They spend no more money than they can afford, avoid impulse purchases, and pay all their bills and credit obligations on a regular basis.
Consumers are financially literate
The financial well-being of an individual is almost entirely dependent on the decisions he or she makes – although it may not seem so to many. Consumers are financially literate, with the knowledge, skills, attitudes, and behaviors required to manage their own finances in accordance with personal and/or family interests.
Individuals must face all the consequences of their choices. The ultimate goal of an individual’s decision is to satisfy one’s need or desire on the one hand, and on the other, to achieve the personal financial goals that he or she has set. Responsible consumer behavior comes down to well-informed, rational decisions.

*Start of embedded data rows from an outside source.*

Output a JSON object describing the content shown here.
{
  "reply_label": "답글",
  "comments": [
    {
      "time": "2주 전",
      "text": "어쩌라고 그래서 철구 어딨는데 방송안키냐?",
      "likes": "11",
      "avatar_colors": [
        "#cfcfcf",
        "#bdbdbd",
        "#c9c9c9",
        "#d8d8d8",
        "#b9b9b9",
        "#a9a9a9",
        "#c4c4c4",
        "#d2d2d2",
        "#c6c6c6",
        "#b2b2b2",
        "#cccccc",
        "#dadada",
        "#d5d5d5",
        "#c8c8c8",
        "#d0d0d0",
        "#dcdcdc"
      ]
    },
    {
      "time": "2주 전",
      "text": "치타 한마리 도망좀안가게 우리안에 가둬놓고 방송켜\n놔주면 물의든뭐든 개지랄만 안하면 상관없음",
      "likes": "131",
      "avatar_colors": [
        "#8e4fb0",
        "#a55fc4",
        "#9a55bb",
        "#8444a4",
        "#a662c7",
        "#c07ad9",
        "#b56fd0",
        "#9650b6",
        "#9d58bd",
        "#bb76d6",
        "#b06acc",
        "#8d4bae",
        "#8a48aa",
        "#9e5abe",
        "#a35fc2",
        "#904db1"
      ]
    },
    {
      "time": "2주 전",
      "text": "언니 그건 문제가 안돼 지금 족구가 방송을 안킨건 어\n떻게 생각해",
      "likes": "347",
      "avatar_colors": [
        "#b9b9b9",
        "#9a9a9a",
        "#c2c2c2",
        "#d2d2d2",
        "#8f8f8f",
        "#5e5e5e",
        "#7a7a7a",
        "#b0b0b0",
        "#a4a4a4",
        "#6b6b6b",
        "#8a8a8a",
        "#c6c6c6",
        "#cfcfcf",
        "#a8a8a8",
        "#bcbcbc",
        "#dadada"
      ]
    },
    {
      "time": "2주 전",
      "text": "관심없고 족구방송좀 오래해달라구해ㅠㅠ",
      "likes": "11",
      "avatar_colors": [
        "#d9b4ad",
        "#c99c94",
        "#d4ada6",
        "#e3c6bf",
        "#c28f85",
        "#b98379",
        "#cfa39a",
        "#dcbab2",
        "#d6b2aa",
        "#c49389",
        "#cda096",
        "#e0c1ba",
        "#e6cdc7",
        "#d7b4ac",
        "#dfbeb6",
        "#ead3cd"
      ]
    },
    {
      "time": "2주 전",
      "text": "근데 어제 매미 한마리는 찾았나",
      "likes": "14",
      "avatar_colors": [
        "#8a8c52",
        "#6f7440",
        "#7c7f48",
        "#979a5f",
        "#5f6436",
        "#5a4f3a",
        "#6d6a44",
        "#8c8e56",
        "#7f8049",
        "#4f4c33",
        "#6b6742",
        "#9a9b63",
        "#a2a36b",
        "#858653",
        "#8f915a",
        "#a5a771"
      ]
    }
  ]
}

Consumer decision making is influenced by many factors
However, consumer decision making is influenced by many factors – why we make decisions that will cause us problems. We are influenced by many social factors such as culture, stock, and situation, as well as personal and psychological influences. The physical and social environment, time, and conditions of purchase may lead us to make adverse decisions for us.
Certain occasions and rituals and how they affect our resilience to what we know is right for our wallet. Christmas, Valentine’s Day, or seasonal reductions are the real situational bait where even the greatest rationalists linger in their control mechanisms.
This is so because in a cultural context these situations have come to be regarded as “normal” and are not perceived as impulsive purchases, but reasonable and expected.
The impact of the environment, especially of family and friends, is extremely important to our consumer decision making and the way we spend money.
Similarly, because of environmental expectations, despite, for example, diminishing financial capacity, individuals continue with the same lifestyle and level of consumption because they feel the pressure of the environment to continue.
Of the personal factors that include motives and motivation, perception, attitudes, personality traits, and knowledge, motivation stands out.
According to some research, up to 90% of our choices at the point of purchase are determined by impulse, feeling, or habit. Although such findings vary widely across groups of people, it remains clear that only a small portion of our decisions are truly based on cognitive decision-making.
7 characteristics of the responsible debtor
Achieving your own well-being is based on money management, planning, and careful consumer decision making. Responsible debtors have the following characteristics:
- they do not spend more money than they can at the present moment, and given the expected future position
- avoid impulsive buying decisions; make well-informed decisions
- select financial products and services that are consistent with their present and future financial capabilities
- they are well informed and seek advice from experts
- they save on contingencies, which are the recommended six-month expenditures of one household
- regularly pay credit card liabilities and other financial liabilities
analyze the possible future financial situation in the light of revenue reductions, unexpected costs, reductions in real assets, and new fiscal rules.